Have you seen stickers with passwords on coworkers' PCs? If so, you witnessed the dangerous data breaches possibility. Moreover, if this password is short or too easy to remember, the breaching options are even wider.
A weak password is short, standard, or even a system default symbols combination. Usually, it's birthdays, important dates, common words or numbers.
From the cybersecurity point of view, a zero-trust strategy is a good option to protect your data and devices. Sometimes people gain unauthorised access to sensitive data.
As long as it might be any people related to your company, a cyber security system should be set for everybody equally.
A risk assessment helps business owners see their security system from the hackers' point of view. Thus, checking possible ways to break the company's security is an effective method of setting a holistic security plan with minimum defects.
The data security plan is one of the best practices for every company.
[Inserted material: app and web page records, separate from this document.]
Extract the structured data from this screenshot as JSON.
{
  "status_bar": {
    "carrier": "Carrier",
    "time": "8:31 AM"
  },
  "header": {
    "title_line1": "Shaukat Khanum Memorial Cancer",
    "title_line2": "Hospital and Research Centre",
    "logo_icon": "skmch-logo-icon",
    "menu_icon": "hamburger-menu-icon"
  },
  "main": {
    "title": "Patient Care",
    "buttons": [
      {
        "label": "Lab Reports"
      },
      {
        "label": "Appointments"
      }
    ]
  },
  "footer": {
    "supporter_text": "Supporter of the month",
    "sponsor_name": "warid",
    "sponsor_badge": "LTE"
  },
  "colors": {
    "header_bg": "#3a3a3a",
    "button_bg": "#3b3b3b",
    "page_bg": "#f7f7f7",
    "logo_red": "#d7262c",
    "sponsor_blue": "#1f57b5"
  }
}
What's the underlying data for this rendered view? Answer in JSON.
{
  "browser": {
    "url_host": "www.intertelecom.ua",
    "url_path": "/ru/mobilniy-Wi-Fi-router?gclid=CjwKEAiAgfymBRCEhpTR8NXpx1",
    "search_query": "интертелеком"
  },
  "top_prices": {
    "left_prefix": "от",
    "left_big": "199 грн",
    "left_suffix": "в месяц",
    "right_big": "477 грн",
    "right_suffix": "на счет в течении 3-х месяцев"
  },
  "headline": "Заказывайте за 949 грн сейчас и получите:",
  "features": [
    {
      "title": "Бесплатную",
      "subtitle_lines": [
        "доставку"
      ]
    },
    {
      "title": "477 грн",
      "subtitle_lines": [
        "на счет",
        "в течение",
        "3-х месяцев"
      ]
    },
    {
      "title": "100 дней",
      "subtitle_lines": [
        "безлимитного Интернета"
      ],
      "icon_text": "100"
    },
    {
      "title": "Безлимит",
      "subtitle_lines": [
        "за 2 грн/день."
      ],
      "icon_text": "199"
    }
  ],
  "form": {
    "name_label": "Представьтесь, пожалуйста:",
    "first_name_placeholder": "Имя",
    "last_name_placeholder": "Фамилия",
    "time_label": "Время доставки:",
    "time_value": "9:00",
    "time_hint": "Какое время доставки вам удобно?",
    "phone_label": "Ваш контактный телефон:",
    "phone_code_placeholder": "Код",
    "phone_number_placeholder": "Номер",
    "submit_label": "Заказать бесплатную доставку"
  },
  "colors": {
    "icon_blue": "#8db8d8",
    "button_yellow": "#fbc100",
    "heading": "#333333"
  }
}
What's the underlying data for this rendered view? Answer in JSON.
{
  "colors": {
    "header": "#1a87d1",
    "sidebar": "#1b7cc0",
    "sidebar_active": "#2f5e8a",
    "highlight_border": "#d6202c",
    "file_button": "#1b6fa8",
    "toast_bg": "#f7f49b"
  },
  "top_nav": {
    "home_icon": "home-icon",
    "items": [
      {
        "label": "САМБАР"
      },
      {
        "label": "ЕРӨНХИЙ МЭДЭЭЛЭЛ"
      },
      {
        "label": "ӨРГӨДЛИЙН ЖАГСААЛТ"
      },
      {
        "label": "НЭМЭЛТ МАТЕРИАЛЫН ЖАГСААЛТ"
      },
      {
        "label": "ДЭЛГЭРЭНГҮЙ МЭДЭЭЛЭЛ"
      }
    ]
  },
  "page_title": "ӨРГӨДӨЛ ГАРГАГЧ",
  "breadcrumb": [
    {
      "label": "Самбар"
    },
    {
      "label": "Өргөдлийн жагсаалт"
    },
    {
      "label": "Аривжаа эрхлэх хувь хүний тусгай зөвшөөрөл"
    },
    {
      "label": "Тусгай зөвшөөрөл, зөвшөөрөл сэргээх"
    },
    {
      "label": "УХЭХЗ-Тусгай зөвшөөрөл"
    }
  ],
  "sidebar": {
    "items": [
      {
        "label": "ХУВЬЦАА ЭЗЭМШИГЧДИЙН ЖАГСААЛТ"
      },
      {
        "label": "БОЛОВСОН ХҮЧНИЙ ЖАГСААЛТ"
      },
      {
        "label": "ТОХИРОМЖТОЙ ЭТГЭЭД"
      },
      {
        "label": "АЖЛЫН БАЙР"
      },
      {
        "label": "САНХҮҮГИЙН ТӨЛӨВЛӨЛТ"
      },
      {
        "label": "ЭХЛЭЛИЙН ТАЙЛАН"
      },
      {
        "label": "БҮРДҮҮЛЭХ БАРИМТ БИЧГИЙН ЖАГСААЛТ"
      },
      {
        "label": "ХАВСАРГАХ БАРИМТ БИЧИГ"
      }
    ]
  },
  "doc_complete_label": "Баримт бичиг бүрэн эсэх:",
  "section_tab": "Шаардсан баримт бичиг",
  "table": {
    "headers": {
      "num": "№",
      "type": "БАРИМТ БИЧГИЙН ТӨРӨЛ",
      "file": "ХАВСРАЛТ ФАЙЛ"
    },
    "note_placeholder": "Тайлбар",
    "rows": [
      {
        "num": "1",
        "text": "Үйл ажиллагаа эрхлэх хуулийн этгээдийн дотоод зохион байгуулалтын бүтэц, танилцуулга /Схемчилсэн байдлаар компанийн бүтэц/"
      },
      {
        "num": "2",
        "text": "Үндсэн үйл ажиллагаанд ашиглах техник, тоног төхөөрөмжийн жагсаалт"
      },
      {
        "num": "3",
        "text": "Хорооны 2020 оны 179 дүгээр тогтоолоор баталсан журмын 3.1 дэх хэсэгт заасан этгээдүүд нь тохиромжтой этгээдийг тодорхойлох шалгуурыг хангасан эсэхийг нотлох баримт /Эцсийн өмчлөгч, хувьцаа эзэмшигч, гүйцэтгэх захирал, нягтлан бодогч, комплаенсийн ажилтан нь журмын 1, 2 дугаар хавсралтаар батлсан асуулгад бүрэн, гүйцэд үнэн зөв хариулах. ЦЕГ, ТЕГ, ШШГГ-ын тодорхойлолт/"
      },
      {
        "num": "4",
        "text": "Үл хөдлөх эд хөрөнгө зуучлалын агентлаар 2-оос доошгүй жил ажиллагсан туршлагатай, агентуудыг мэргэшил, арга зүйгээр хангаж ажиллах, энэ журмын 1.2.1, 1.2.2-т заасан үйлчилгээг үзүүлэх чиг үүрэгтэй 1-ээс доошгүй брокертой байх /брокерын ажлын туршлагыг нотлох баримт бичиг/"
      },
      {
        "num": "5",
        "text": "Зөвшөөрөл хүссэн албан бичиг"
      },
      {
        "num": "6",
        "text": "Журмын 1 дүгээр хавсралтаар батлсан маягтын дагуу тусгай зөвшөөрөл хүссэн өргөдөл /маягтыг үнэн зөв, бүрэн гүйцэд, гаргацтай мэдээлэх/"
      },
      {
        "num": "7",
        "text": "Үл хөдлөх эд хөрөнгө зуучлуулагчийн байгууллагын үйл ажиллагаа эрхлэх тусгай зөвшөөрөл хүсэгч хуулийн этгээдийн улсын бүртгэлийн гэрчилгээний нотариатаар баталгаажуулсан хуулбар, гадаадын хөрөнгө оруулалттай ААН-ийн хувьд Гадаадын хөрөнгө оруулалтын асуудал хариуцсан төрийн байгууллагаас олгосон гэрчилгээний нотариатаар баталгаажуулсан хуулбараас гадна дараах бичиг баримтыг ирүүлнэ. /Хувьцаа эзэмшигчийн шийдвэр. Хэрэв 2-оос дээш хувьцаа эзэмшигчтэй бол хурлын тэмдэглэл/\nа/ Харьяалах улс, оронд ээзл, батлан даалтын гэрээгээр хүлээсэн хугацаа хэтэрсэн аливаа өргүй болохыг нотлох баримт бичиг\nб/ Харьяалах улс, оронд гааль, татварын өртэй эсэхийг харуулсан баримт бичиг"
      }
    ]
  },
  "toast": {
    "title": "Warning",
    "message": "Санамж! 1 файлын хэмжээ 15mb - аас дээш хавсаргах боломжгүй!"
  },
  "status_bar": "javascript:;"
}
It helps the team understand the steps they must take to prevent and recognise data breaches.
So, the data security plan avoids financial and reputational losses and benefits small and medium-sized businesses.
Employees and people with access to corporate data must understand what to look out for or how to keep sensitive data safe.
The good decision is to take responsibility for their cybersecurity education and implement a training system.
Unfortunately, this is the aspect of inner security that business owners should keep an eye on. According to TechJury, insider incidents have increased by 44% from 2021-2022.
We already mentioned the danger that weak and unencrypted passwords bring to the organisation. And now it's time to talk more about how to avoid this mistake.
First, set a strict rules codex for employees. Secondly, always use password managers and create strong passwords according to cybersecurity requirements. In other cases, brute-force attacks or other password-breaking practices would easily crack your password.
It's a network security monitoring system that controls incoming and outgoing network traffic based on predetermined security rules.
Antivirus software is meant to protect your file system from unwanted programs, and a firewall helps keep intruders or external threats from accessing your system.
A firewall typically creates a barrier between a trusted and untrusted network, such as the Internet. However, this software has cons in establishing cybersecurity for small businesses too.
This simple yet effective step would bring you to an expert team to help with your special security issues.
It's essential to have an understanding of your business's vulnerability. For example, we all lock our office doors to stay safe and keep our documents sealed in the safe. So why don't you cyber-secure your business? Basically, every unprotected way to access your data or devices is an open door for perpetrators.
In the long-term strategy, increasing cybersecurity saves money, avoids lawsuits, and keeps your sensitive data safe. However, the company's steps to introduce cybersecurity standards vary from one organisation to another.
- What makes SMEs targets and what are the risks from hackers?
- What is the importance of cyber security?
- What makes SMEs a hackers' target?
- Why Cybersecurity Presents Unique Risks for SMEs?
- Types of Threats for Small Businesses
- Best Practices to Reduce Cyber Attacks Risk